Task to carry out
From the first line to the last, write out the records exactly.

Data for the task

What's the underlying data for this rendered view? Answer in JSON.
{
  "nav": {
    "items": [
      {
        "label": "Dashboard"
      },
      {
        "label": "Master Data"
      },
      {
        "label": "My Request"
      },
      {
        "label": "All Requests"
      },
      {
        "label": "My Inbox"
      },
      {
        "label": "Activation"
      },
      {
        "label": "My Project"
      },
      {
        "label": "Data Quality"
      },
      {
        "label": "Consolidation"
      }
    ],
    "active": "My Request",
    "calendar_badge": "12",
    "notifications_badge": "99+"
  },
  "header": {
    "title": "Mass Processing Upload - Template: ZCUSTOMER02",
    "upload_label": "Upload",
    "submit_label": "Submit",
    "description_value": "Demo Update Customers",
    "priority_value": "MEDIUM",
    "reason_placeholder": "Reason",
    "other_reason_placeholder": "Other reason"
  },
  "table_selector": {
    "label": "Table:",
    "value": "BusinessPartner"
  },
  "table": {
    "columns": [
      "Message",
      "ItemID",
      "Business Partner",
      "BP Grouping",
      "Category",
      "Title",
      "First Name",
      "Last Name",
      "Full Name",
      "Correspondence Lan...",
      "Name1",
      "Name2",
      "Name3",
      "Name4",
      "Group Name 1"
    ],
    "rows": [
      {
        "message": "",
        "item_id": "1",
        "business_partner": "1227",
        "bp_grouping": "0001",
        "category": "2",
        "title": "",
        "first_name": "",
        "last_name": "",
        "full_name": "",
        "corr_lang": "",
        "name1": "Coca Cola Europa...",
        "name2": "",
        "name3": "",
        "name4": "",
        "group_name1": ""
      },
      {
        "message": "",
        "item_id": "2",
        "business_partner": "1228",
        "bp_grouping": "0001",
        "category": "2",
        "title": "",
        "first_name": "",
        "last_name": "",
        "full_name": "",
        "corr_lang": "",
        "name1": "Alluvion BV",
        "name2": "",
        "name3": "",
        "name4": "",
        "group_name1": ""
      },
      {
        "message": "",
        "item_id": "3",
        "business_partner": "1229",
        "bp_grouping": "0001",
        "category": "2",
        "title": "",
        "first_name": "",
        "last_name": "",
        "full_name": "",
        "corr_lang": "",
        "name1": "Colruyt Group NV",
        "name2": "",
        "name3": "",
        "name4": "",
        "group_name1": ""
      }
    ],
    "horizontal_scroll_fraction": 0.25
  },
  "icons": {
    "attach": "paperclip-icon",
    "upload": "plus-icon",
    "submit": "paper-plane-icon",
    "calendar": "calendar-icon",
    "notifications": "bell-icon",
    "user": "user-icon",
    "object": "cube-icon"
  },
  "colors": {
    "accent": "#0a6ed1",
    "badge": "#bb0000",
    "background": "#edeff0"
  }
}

Output of the task
What's the underlying data for this rendered view? Answer in JSON.
{
  "nav": {
    "items": [
      {
        "label": "Dashboard"
      },
      {
        "label": "Master Data"
      },
      {
        "label": "My Request"
      },
      {
        "label": "All Requests"
      },
      {
        "label": "My Inbox"
      },
      {
        "label": "Activation"
      },
      {
        "label": "My Project"
      },
      {
        "label": "Data Quality"
      },
      {
        "label": "Consolidation"
      }
    ],
    "active": "My Request",
    "calendar_badge": "12",
    "notifications_badge": "99+"
  },
  "header": {
    "title": "Mass Processing Upload - Template: ZCUSTOMER02",
    "upload_label": "Upload",
    "submit_label": "Submit",
    "description_value": "Demo Update Customers",
    "priority_value": "MEDIUM",
    "reason_placeholder": "Reason",
    "other_reason_placeholder": "Other reason"
  },
  "table_selector": {
    "label": "Table:",
    "value": "BusinessPartner"
  },
  "table": {
    "columns": [
      "Message",
      "ItemID",
      "Business Partner",
      "BP Grouping",
      "Category",
      "Title",
      "First Name",
      "Last Name",
      "Full Name",
      "Correspondence Lan...",
      "Name1",
      "Name2",
      "Name3",
      "Name4",
      "Group Name 1"
    ],
    "rows": [
      {
        "message": "",
        "item_id": "1",
        "business_partner": "1227",
        "bp_grouping": "0001",
        "category": "2",
        "title": "",
        "first_name": "",
        "last_name": "",
        "full_name": "",
        "corr_lang": "",
        "name1": "Coca Cola Europa...",
        "name2": "",
        "name3": "",
        "name4": "",
        "group_name1": ""
      },
      {
        "message": "",
        "item_id": "2",
        "business_partner": "1228",
        "bp_grouping": "0001",
        "category": "2",
        "title": "",
        "first_name": "",
        "last_name": "",
        "full_name": "",
        "corr_lang": "",
        "name1": "Alluvion BV",
        "name2": "",
        "name3": "",
        "name4": "",
        "group_name1": ""
      },
      {
        "message": "",
        "item_id": "3",
        "business_partner": "1229",
        "bp_grouping": "0001",
        "category": "2",
        "title": "",
        "first_name": "",
        "last_name": "",
        "full_name": "",
        "corr_lang": "",
        "name1": "Colruyt Group NV",
        "name2": "",
        "name3": "",
        "name4": "",
        "group_name1": ""
      }
    ],
    "horizontal_scroll_fraction": 0.25
  },
  "icons": {
    "attach": "paperclip-icon",
    "upload": "plus-icon",
    "submit": "paper-plane-icon",
    "calendar": "calendar-icon",
    "notifications": "bell-icon",
    "user": "user-icon",
    "object": "cube-icon"
  },
  "colors": {
    "accent": "#0a6ed1",
    "badge": "#bb0000",
    "background": "#edeff0"
  }
}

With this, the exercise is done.